We’ve compiled a list of some common behavioral question topics. These questions may come up in different ways, so make sure to review each of the guides below to prepare for your interview.
Here are some sample behavior interview questions. The questions can be filtered for the various levels defined below:
Level I — Frontline staff, those who do not supervise others.
Level II — Supervisors, Team Leaders, Work Unit Leaders, those who lead the work of a natural group of people, either temporarily (process improvement team leader) or as an ongoing role (foreman, section leader).
Level III — These Mid-level managers are generally those who supervise Level II staff or division, department, or service line managers. Level III staff are those in charge of a major function in an organization.
Level IV — Executive leaders, those responsible for the overall functioning and outcomes of the organization.
You want to make a great first impression, be very familiar with the organization, and convey how you’re the best candidate for the job.
Do your Homework
Spend a few hours learning everything you can about the organization from as many sources as possible. Read current news releases, spend some time on Google, talk with current and former employees, etc.
Where to Research
Company Website—including annual reports, prospectuses, newsletters, etc.
Edgar –The SEC’s database which includes SEC filings by any publicly traded company
News articles online
Online reviews (i.e.: Glassdoor.com)
Practice. Practice. Practice.
It’s essential to spend time thinking carefully about your skills, accomplishments, and your answers to some common interview questions. Make sure to have your “tell me about yourself" response ready to go.
Practice looking in the mirror and answer your responses out loud. Have your friends conduct some mock interviews. You can even record yourself. This prep work will help you clarify your thoughts and make you much more comfortable during the interview.
How you respond to the “Tell me about yourself” question can set the tone for the rest of the interview. Go through your resume and all your previous experience and figure out what you’re going to say for each of these 5 points:
The “Beginning” – Where You’re From? University? Business School?
Why You’re Here Today – Why this company/organization, and why now? After spending some time researching, you should have a good sense of the mission, goals and trends impacting the industry.
Your Future – What are your goals?

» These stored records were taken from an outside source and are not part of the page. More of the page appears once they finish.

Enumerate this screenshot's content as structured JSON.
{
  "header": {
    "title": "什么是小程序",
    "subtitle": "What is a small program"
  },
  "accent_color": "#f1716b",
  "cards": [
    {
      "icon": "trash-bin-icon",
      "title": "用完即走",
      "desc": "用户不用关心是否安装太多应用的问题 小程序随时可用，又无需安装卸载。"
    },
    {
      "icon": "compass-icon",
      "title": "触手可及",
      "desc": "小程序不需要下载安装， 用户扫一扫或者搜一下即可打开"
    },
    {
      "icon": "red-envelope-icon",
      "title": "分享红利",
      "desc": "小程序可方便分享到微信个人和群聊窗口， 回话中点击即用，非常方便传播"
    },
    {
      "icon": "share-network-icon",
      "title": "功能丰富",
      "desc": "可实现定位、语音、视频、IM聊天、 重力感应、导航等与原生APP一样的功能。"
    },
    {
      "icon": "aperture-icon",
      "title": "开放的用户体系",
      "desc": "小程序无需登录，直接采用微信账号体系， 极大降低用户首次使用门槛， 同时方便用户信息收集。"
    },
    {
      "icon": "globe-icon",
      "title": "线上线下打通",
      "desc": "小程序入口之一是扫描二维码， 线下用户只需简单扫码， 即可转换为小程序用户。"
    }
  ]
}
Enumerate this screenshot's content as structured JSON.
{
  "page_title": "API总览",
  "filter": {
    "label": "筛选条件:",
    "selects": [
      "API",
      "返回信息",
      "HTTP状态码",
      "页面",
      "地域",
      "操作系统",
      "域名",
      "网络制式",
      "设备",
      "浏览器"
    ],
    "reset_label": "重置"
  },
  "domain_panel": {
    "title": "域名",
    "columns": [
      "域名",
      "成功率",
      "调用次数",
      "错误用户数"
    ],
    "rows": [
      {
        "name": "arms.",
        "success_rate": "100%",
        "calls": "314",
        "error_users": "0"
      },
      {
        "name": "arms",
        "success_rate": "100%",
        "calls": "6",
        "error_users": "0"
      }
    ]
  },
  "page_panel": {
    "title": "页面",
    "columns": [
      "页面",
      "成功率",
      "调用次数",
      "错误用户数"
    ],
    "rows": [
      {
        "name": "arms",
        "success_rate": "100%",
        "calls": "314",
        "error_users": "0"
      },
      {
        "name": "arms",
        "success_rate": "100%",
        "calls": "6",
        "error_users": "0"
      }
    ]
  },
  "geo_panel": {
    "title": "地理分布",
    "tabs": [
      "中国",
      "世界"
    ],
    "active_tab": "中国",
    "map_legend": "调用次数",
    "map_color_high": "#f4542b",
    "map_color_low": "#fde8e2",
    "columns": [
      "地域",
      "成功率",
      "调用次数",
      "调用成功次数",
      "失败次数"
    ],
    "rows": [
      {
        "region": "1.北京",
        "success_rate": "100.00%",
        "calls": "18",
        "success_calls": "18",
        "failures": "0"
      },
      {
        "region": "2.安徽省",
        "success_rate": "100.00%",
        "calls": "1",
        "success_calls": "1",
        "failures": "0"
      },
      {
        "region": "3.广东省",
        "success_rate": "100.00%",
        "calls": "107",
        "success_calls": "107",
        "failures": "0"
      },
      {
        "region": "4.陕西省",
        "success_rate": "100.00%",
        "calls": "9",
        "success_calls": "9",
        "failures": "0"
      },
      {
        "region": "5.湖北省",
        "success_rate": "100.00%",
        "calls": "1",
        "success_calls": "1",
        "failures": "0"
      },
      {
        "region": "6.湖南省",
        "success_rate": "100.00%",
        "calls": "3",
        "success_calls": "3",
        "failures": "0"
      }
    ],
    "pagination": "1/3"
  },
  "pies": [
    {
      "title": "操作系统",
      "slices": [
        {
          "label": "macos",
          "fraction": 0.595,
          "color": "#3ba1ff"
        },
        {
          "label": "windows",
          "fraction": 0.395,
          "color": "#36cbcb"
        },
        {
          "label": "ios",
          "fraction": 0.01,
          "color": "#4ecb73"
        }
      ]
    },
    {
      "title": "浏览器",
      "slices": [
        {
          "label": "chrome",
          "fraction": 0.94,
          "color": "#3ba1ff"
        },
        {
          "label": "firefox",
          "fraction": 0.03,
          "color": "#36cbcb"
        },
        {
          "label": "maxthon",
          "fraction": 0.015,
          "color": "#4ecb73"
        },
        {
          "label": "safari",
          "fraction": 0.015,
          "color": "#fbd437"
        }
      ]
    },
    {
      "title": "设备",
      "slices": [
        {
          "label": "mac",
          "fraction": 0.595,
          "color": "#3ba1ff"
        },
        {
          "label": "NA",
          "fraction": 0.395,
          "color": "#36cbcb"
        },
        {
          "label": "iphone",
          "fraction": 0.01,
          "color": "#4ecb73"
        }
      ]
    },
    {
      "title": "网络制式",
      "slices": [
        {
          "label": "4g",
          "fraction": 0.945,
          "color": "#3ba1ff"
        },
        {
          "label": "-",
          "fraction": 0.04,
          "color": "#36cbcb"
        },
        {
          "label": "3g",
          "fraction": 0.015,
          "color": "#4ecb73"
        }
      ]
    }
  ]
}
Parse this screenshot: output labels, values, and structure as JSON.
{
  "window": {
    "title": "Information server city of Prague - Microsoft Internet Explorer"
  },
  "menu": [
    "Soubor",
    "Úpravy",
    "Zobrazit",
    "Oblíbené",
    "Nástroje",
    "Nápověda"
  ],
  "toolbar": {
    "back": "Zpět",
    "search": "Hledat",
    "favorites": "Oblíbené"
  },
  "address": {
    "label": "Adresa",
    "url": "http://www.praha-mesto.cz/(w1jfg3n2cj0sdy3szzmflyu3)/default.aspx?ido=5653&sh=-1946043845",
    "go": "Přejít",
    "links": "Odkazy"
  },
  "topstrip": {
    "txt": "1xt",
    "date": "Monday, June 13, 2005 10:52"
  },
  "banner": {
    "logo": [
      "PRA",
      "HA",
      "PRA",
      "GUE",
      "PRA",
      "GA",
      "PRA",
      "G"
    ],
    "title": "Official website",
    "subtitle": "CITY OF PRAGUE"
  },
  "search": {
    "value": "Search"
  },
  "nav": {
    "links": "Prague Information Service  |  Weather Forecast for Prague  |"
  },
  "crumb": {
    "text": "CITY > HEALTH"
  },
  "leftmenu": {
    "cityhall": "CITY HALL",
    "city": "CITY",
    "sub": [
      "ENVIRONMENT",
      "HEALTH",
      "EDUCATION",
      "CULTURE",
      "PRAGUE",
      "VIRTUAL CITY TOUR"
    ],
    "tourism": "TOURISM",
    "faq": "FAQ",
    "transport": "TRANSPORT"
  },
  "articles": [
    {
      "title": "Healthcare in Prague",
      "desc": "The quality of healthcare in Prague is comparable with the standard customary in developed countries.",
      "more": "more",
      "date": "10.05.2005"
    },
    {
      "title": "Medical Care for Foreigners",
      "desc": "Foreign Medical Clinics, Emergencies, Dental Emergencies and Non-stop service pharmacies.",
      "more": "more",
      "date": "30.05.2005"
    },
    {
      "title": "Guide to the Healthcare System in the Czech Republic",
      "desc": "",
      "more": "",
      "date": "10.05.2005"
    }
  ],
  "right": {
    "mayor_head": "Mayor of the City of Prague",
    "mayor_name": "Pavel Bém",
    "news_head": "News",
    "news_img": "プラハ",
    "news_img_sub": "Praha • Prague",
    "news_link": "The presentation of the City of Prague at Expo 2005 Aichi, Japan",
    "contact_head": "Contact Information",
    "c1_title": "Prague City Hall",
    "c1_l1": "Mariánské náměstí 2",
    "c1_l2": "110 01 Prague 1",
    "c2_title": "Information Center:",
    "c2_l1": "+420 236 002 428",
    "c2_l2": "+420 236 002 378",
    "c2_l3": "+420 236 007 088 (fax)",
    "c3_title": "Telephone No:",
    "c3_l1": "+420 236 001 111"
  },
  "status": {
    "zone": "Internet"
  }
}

Your Interests – Which 2-3 activities will you mention? It’s a good idea to share your personality with your interviewer, but be brief and keep it professional. Avoid sensitive topics like politics and religion.
Make a quick 5 bullet point outline, then practice your story with a friend or anyone you know in the industry.
Aim for 2-3 minutes total.
Key Tips for Behavioral Interviews
Use the SAR Template to develop “stories” that showcase your accomplishments.
Keep your stories short (under 2 minutes).
Use “I” language (versus too much “we” language) to describe your actions and value-add.
Whenever possible, quantify results and give specific outcomes.
If you can’t quantify results, try to qualify them by mentioning any awards, recognition, or promotions that.
Dear Mr./Ms. Last Name:
When writing a thank you email, keep your email simple and focused.
The first paragraph of your email should thank the hiring manager for taking the time to interview you for the specific job. (1-2 sentences)
(Optional) The second paragraph of your thank you letter should include the reasons why you are a strong candidate for the position. List specific skills that relate to the job you interviewed for or if there is information about your qualifications that you wish you had mentioned during the interview, but didn't get a chance to discuss, use this paragraph to explain.
In your closing paragraph, reiterate your appreciation for being considered for the job and let the hiring manager know you are looking forward to hearing from him or her soon. (1 sentence)